(Items from an interface collection)
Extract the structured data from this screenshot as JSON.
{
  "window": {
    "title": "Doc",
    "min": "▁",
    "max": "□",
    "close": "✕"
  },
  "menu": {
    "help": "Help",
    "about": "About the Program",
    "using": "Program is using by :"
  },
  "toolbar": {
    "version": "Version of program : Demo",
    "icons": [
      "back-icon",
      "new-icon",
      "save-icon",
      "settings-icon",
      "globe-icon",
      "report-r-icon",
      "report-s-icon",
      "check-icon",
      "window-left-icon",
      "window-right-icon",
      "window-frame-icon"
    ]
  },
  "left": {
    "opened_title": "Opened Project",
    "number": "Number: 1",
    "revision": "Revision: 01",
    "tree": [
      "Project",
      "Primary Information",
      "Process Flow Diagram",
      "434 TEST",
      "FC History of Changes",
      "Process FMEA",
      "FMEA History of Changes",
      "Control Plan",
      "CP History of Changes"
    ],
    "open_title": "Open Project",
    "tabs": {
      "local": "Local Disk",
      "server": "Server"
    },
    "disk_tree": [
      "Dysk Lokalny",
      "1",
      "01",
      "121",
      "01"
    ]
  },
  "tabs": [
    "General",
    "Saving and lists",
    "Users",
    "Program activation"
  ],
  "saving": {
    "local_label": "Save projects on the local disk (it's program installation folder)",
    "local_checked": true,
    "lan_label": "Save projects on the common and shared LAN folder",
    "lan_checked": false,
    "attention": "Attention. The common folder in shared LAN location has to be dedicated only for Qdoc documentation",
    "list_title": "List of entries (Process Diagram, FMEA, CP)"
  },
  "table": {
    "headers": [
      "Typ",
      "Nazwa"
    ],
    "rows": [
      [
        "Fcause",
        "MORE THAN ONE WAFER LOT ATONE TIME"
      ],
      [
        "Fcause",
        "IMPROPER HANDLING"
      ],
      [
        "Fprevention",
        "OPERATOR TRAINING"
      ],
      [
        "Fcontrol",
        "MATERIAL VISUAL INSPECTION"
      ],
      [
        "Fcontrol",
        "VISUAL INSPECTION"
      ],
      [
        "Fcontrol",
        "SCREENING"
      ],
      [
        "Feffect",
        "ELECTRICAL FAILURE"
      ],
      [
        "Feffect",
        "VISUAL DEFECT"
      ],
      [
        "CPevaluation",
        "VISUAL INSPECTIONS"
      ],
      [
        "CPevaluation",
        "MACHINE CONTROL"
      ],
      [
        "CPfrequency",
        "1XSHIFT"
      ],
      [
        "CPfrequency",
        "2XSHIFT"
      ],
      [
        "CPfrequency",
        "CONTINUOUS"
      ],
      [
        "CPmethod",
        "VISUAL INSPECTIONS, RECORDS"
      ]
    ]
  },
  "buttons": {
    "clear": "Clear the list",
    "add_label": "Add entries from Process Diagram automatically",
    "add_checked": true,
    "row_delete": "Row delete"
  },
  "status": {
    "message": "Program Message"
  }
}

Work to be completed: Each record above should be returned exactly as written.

Expected output:
Extract the structured data from this screenshot as JSON.
{
  "window": {
    "title": "Doc",
    "min": "▁",
    "max": "□",
    "close": "✕"
  },
  "menu": {
    "help": "Help",
    "about": "About the Program",
    "using": "Program is using by :"
  },
  "toolbar": {
    "version": "Version of program : Demo",
    "icons": [
      "back-icon",
      "new-icon",
      "save-icon",
      "settings-icon",
      "globe-icon",
      "report-r-icon",
      "report-s-icon",
      "check-icon",
      "window-left-icon",
      "window-right-icon",
      "window-frame-icon"
    ]
  },
  "left": {
    "opened_title": "Opened Project",
    "number": "Number: 1",
    "revision": "Revision: 01",
    "tree": [
      "Project",
      "Primary Information",
      "Process Flow Diagram",
      "434 TEST",
      "FC History of Changes",
      "Process FMEA",
      "FMEA History of Changes",
      "Control Plan",
      "CP History of Changes"
    ],
    "open_title": "Open Project",
    "tabs": {
      "local": "Local Disk",
      "server": "Server"
    },
    "disk_tree": [
      "Dysk Lokalny",
      "1",
      "01",
      "121",
      "01"
    ]
  },
  "tabs": [
    "General",
    "Saving and lists",
    "Users",
    "Program activation"
  ],
  "saving": {
    "local_label": "Save projects on the local disk (it's program installation folder)",
    "local_checked": true,
    "lan_label": "Save projects on the common and shared LAN folder",
    "lan_checked": false,
    "attention": "Attention. The common folder in shared LAN location has to be dedicated only for Qdoc documentation",
    "list_title": "List of entries (Process Diagram, FMEA, CP)"
  },
  "table": {
    "headers": [
      "Typ",
      "Nazwa"
    ],
    "rows": [
      [
        "Fcause",
        "MORE THAN ONE WAFER LOT ATONE TIME"
      ],
      [
        "Fcause",
        "IMPROPER HANDLING"
      ],
      [
        "Fprevention",
        "OPERATOR TRAINING"
      ],
      [
        "Fcontrol",
        "MATERIAL VISUAL INSPECTION"
      ],
      [
        "Fcontrol",
        "VISUAL INSPECTION"
      ],
      [
        "Fcontrol",
        "SCREENING"
      ],
      [
        "Feffect",
        "ELECTRICAL FAILURE"
      ],
      [
        "Feffect",
        "VISUAL DEFECT"
      ],
      [
        "CPevaluation",
        "VISUAL INSPECTIONS"
      ],
      [
        "CPevaluation",
        "MACHINE CONTROL"
      ],
      [
        "CPfrequency",
        "1XSHIFT"
      ],
      [
        "CPfrequency",
        "2XSHIFT"
      ],
      [
        "CPfrequency",
        "CONTINUOUS"
      ],
      [
        "CPmethod",
        "VISUAL INSPECTIONS, RECORDS"
      ]
    ]
  },
  "buttons": {
    "clear": "Clear the list",
    "add_label": "Add entries from Process Diagram automatically",
    "add_checked": true,
    "row_delete": "Row delete"
  },
  "status": {
    "message": "Program Message"
  }
}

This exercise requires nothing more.